The answer must be an exact copy of the entries that follow, with all images removed.

══ RECORDS TO PROCESS ══

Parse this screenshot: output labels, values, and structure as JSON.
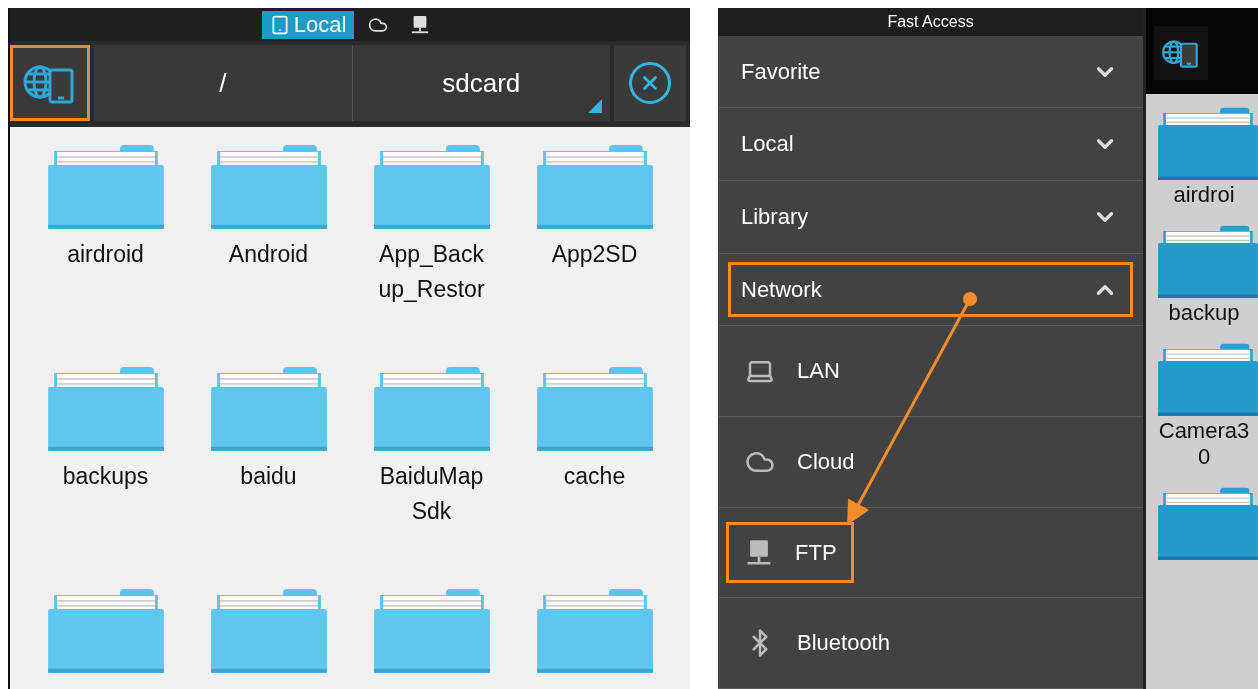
{
  "left_screen": {
    "source_tabs": [
      {
        "kind": "local",
        "label": "Local",
        "selected": true
      },
      {
        "kind": "cloud",
        "selected": false
      },
      {
        "kind": "network",
        "selected": false
      }
    ],
    "location_button": {
      "highlighted": true
    },
    "breadcrumb": [
      "/",
      "sdcard"
    ],
    "folders": [
      {
        "name": "airdroid"
      },
      {
        "name": "Android"
      },
      {
        "name": "App_Backup_Restor"
      },
      {
        "name": "App2SD"
      },
      {
        "name": "backups"
      },
      {
        "name": "baidu"
      },
      {
        "name": "BaiduMapSdk"
      },
      {
        "name": "cache"
      },
      {
        "kind": "folder"
      },
      {
        "kind": "folder"
      },
      {
        "kind": "folder"
      },
      {
        "kind": "folder"
      }
    ]
  },
  "right_screen": {
    "drawer": {
      "title": "Fast Access",
      "sections": [
        {
          "label": "Favorite",
          "expanded": false,
          "highlighted": false
        },
        {
          "label": "Local",
          "expanded": false,
          "highlighted": false
        },
        {
          "label": "Library",
          "expanded": false,
          "highlighted": false
        },
        {
          "label": "Network",
          "expanded": true,
          "highlighted": true,
          "children": [
            {
              "kind": "lan",
              "label": "LAN",
              "highlighted": false
            },
            {
              "kind": "cloud",
              "label": "Cloud",
              "highlighted": false
            },
            {
              "kind": "ftp",
              "label": "FTP",
              "highlighted": true
            },
            {
              "kind": "bluetooth",
              "label": "Bluetooth",
              "highlighted": false
            }
          ]
        }
      ]
    },
    "background_folders": [
      {
        "name": "airdroi"
      },
      {
        "name": "backup"
      },
      {
        "name": "Camera30"
      },
      {
        "kind": "folder"
      }
    ]
  }
}
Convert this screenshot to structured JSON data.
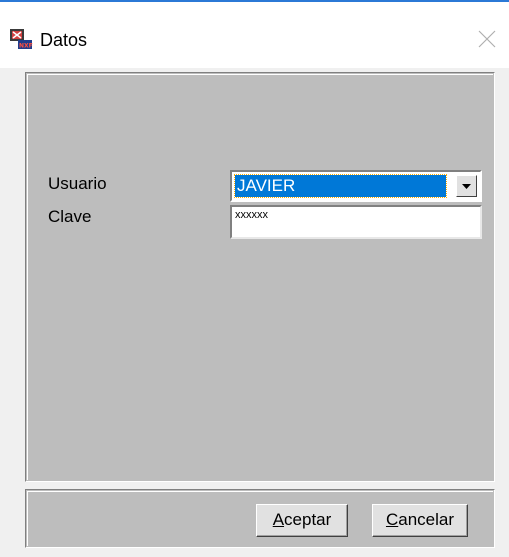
{
  "window": {
    "title": "Datos",
    "app_icon": "nxf-app-icon",
    "close_icon": "close-icon"
  },
  "form": {
    "usuario_label": "Usuario",
    "clave_label": "Clave",
    "usuario_value": "JAVIER",
    "clave_value": "xxxxxx",
    "dropdown_icon": "chevron-down-icon"
  },
  "buttons": {
    "accept": {
      "mnemonic": "A",
      "rest": "ceptar"
    },
    "cancel": {
      "mnemonic": "C",
      "rest": "ancelar"
    }
  },
  "colors": {
    "accent": "#2b79d6",
    "selection": "#0078d7",
    "panel": "#bdbdbd"
  }
}
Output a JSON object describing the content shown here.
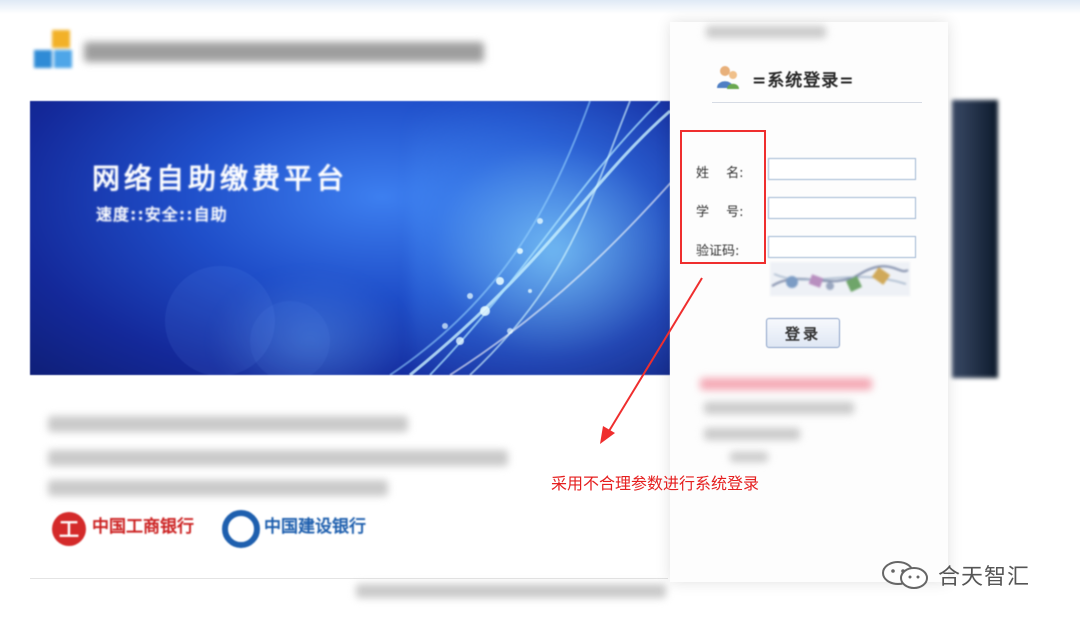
{
  "banner": {
    "title": "网络自助缴费平台",
    "subtitle": "速度::安全::自助"
  },
  "banks": {
    "icbc_glyph": "工",
    "icbc_name": "中国工商银行",
    "ccb_name": "中国建设银行"
  },
  "login": {
    "title": "=系统登录=",
    "fields": [
      {
        "label": "姓　 名:",
        "value": ""
      },
      {
        "label": "学　 号:",
        "value": ""
      },
      {
        "label": "验证码:",
        "value": ""
      }
    ],
    "button_label": "登录"
  },
  "annotation": {
    "text": "采用不合理参数进行系统登录",
    "color": "#e51f1f"
  },
  "watermark": {
    "text": "合天智汇",
    "icon": "wechat-icon"
  },
  "colors": {
    "banner_blue": "#1f4ec9",
    "highlight_red": "#ef2e2e",
    "icbc_red": "#cc2222",
    "ccb_blue": "#1e5fae"
  }
}
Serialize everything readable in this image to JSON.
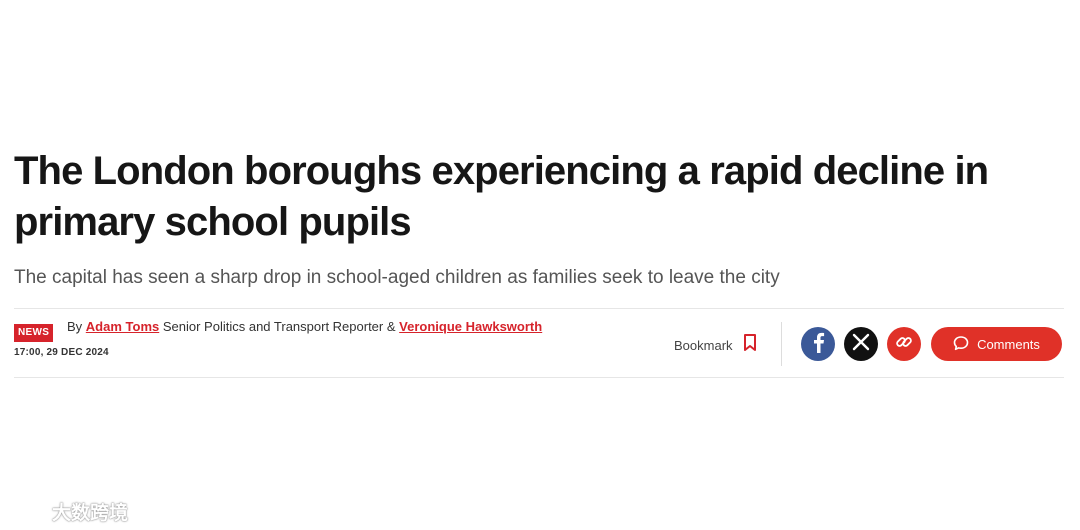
{
  "article": {
    "headline": "The London boroughs experiencing a rapid decline in primary school pupils",
    "standfirst": "The capital has seen a sharp drop in school-aged children as families seek to leave the city"
  },
  "byline": {
    "badge": "NEWS",
    "prefix": "By",
    "author1": "Adam Toms",
    "author1_role": "Senior Politics and Transport Reporter &",
    "author2": "Veronique Hawksworth",
    "timestamp": "17:00, 29 DEC 2024"
  },
  "actions": {
    "bookmark_label": "Bookmark",
    "comments_label": "Comments"
  },
  "watermark": {
    "text": "大数跨境"
  },
  "icons": {
    "bookmark": "bookmark-icon",
    "facebook": "facebook-icon",
    "x": "x-icon",
    "link": "link-icon",
    "comment": "comment-bubble-icon"
  },
  "colors": {
    "accent": "#e03128",
    "author_link": "#d6232b",
    "facebook": "#3b5998",
    "x": "#111111"
  }
}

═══

**WRITTEN SOLUTION:**
Parse this screenshot: output labels, values, and structure as JSON.
{
  "left_screen": {
    "source_tabs": [
      {
        "kind": "local",
        "label": "Local",
        "selected": true
      },
      {
        "kind": "cloud",
        "selected": false
      },
      {
        "kind": "network",
        "selected": false
      }
    ],
    "location_button": {
      "highlighted": true
    },
    "breadcrumb": [
      "/",
      "sdcard"
    ],
    "folders": [
      {
        "name": "airdroid"
      },
      {
        "name": "Android"
      },
      {
        "name": "App_Backup_Restor"
      },
      {
        "name": "App2SD"
      },
      {
        "name": "backups"
      },
      {
        "name": "baidu"
      },
      {
        "name": "BaiduMapSdk"
      },
      {
        "name": "cache"
      },
      {
        "kind": "folder"
      },
      {
        "kind": "folder"
      },
      {
        "kind": "folder"
      },
      {
        "kind": "folder"
      }
    ]
  },
  "right_screen": {
    "drawer": {
      "title": "Fast Access",
      "sections": [
        {
          "label": "Favorite",
          "expanded": false,
          "highlighted": false
        },
        {
          "label": "Local",
          "expanded": false,
          "highlighted": false
        },
        {
          "label": "Library",
          "expanded": false,
          "highlighted": false
        },
        {
          "label": "Network",
          "expanded": true,
          "highlighted": true,
          "children": [
            {
              "kind": "lan",
              "label": "LAN",
              "highlighted": false
            },
            {
              "kind": "cloud",
              "label": "Cloud",
              "highlighted": false
            },
            {
              "kind": "ftp",
              "label": "FTP",
              "highlighted": true
            },
            {
              "kind": "bluetooth",
              "label": "Bluetooth",
              "highlighted": false
            }
          ]
        }
      ]
    },
    "background_folders": [
      {
        "name": "airdroi"
      },
      {
        "name": "backup"
      },
      {
        "name": "Camera30"
      },
      {
        "kind": "folder"
      }
    ]
  }
}
Convert this screenshot to structured JSON data.
{
  "window": {
    "title": "Datos",
    "app_icon": "nxf-app-icon",
    "close_icon": "close-icon"
  },
  "form": {
    "usuario_label": "Usuario",
    "clave_label": "Clave",
    "usuario_value": "JAVIER",
    "clave_value": "xxxxxx",
    "dropdown_icon": "chevron-down-icon"
  },
  "buttons": {
    "accept": {
      "mnemonic": "A",
      "rest": "ceptar"
    },
    "cancel": {
      "mnemonic": "C",
      "rest": "ancelar"
    }
  },
  "colors": {
    "accent": "#2b79d6",
    "selection": "#0078d7",
    "panel": "#bdbdbd"
  }
}
Output a JSON object describing the content shown here.
{
  "banner": {
    "title": "网络自助缴费平台",
    "subtitle": "速度::安全::自助"
  },
  "banks": {
    "icbc_glyph": "工",
    "icbc_name": "中国工商银行",
    "ccb_name": "中国建设银行"
  },
  "login": {
    "title": "=系统登录=",
    "fields": [
      {
        "label": "姓　 名:",
        "value": ""
      },
      {
        "label": "学　 号:",
        "value": ""
      },
      {
        "label": "验证码:",
        "value": ""
      }
    ],
    "button_label": "登录"
  },
  "annotation": {
    "text": "采用不合理参数进行系统登录",
    "color": "#e51f1f"
  },
  "watermark": {
    "text": "合天智汇",
    "icon": "wechat-icon"
  },
  "colors": {
    "banner_blue": "#1f4ec9",
    "highlight_red": "#ef2e2e",
    "icbc_red": "#cc2222",
    "ccb_blue": "#1e5fae"
  }
}
Serialize everything readable in this image to JSON.
{
  "article": {
    "headline": "The London boroughs experiencing a rapid decline in primary school pupils",
    "standfirst": "The capital has seen a sharp drop in school-aged children as families seek to leave the city"
  },
  "byline": {
    "badge": "NEWS",
    "prefix": "By",
    "author1": "Adam Toms",
    "author1_role": "Senior Politics and Transport Reporter &",
    "author2": "Veronique Hawksworth",
    "timestamp": "17:00, 29 DEC 2024"
  },
  "actions": {
    "bookmark_label": "Bookmark",
    "comments_label": "Comments"
  },
  "watermark": {
    "text": "大数跨境"
  },
  "icons": {
    "bookmark": "bookmark-icon",
    "facebook": "facebook-icon",
    "x": "x-icon",
    "link": "link-icon",
    "comment": "comment-bubble-icon"
  },
  "colors": {
    "accent": "#e03128",
    "author_link": "#d6232b",
    "facebook": "#3b5998",
    "x": "#111111"
  }
}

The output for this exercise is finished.